Saturday 5th of September 2015

The Difference between Credit Card Interest Rates and APR

Before you choose a credit card, you’ll first need to understand the distinction between interest rates and annual percentage rates, or APRs. Consumers often conflate these two numbers, which ultimately works to their detriment. Although financing rates and APRs are both expressions of the same thing fundamentally, there is usually a substantial disparity between the two figures that all consumers should be aware of. Read on to learn more about how rates differ from APRs.

Interest Rate vs. APR

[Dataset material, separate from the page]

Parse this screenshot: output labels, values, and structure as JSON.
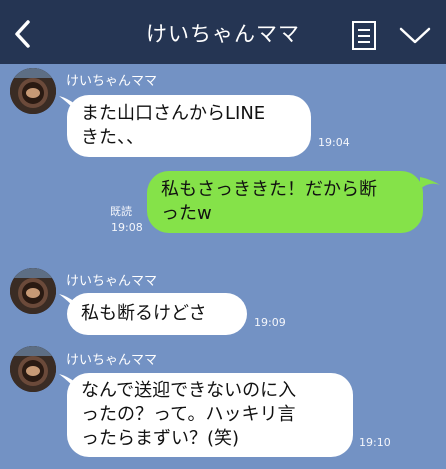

Both interest rates and annual percentage rates are numerical expressions of the cost of borrowing. In other words, they express on an annual basis how much the borrower will pay for the convenience of borrowing. Rates can be computed in a number of different ways and do not account for any borrowing costs other than interest expenses. Rates can be difficult to compare among various cards because every issuer could potentially compute the number in a different way. Occasionally, issuers will advertise a percentage that is deceptively low because it fails to include the total cost of borrowing.

Annual Percentage Rate

Annual percentage rates include the cost of interest but also factor in all other costs of borrowing. Additional costs of borrowing might include finance charges, fees, penalties, etc. In this way, APR tends to be a more accurate reflection of the costs associated with a particular card. Moreover, according to federal law, all lenders must compute APRs in the same way. The Truth in Lending Act specifies a certain formula for computing APR that all issuers use. Because of this added degree of uniformity, APRs are a much more reliable and accurate way to compare different products.

By law, issuers must include the APR for the card in bold in your consumer agreement. With most cards, the agreement will specify more than one APR. We’ve outlined the most common kinds below.

  • Purchase APR. The percentage you will pay on regular purchases made with your credit card.
  • Balance transfer APR. The percentage you will pay on balances that you transfer from other cards.
  • Cash advance APR. The rate you pay for cash loans from the issuer. This is usually the highest of all APRs.
  • Penalty APR (default). The percentage you will pay if you make a late payment. Your consumer agreement will specify how many late payments are allowed before the penalty kicks in.